## EXERCISE DIRECTIONS
In the listing below, which lines contain the string "Features"? Copy them all.

## SOURCE DATA

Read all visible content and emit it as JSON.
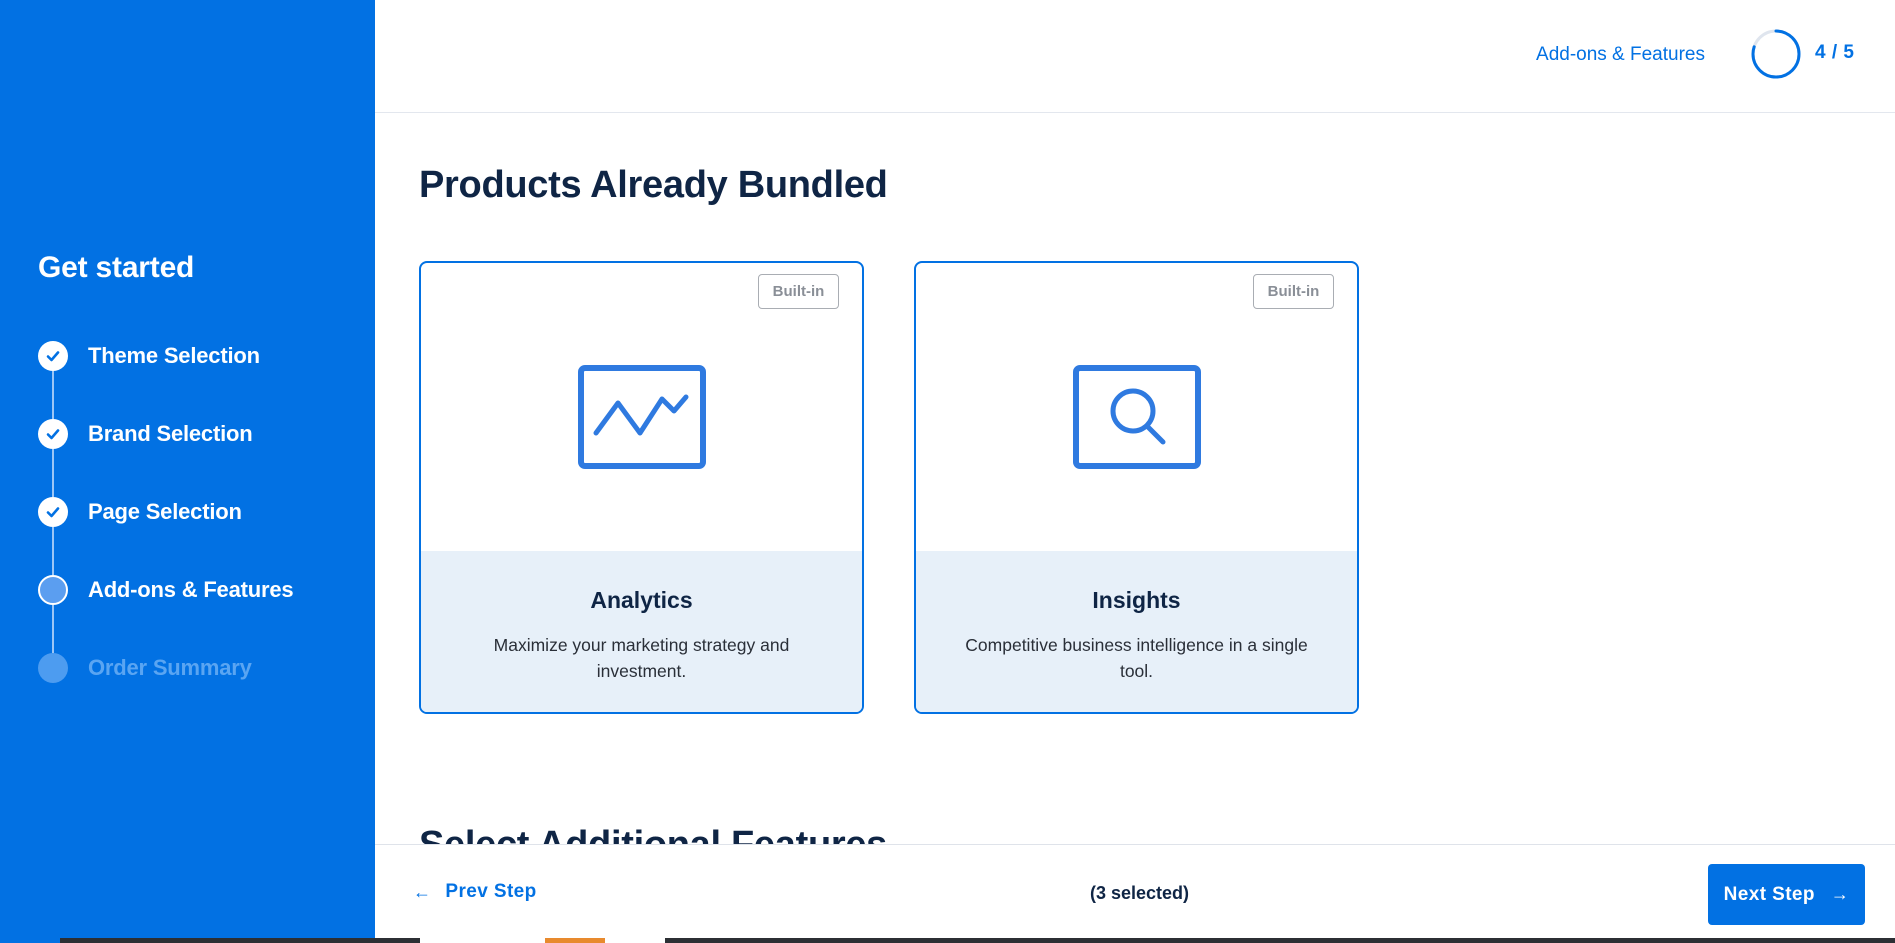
{
  "sidebar": {
    "title": "Get started",
    "steps": [
      {
        "label": "Theme Selection",
        "status": "done"
      },
      {
        "label": "Brand Selection",
        "status": "done"
      },
      {
        "label": "Page Selection",
        "status": "done"
      },
      {
        "label": "Add-ons & Features",
        "status": "current"
      },
      {
        "label": "Order Summary",
        "status": "pending"
      }
    ]
  },
  "header": {
    "current_step_name": "Add-ons & Features",
    "progress_text": "4 / 5",
    "progress_fraction": 0.8
  },
  "main": {
    "section_title": "Products Already Bundled",
    "next_section_title": "Select Additional Features",
    "cards": [
      {
        "badge": "Built-in",
        "name": "Analytics",
        "description": "Maximize your marketing strategy and investment.",
        "icon": "analytics-chart-icon"
      },
      {
        "badge": "Built-in",
        "name": "Insights",
        "description": "Competitive business intelligence in a single tool.",
        "icon": "insights-search-icon"
      }
    ]
  },
  "footer": {
    "prev_label": "Prev Step",
    "selected_text": "(3 selected)",
    "next_label": "Next Step"
  },
  "colors": {
    "brand_blue": "#0271e3",
    "dark_text": "#0f2545",
    "card_bottom_bg": "#e7f0f9",
    "icon_blue": "#2f7ae0"
  }
}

## YOUR SOLUTION
        "label": "Add-ons & Features",
    "current_step_name": "Add-ons & Features",
    "next_section_title": "Select Additional Features",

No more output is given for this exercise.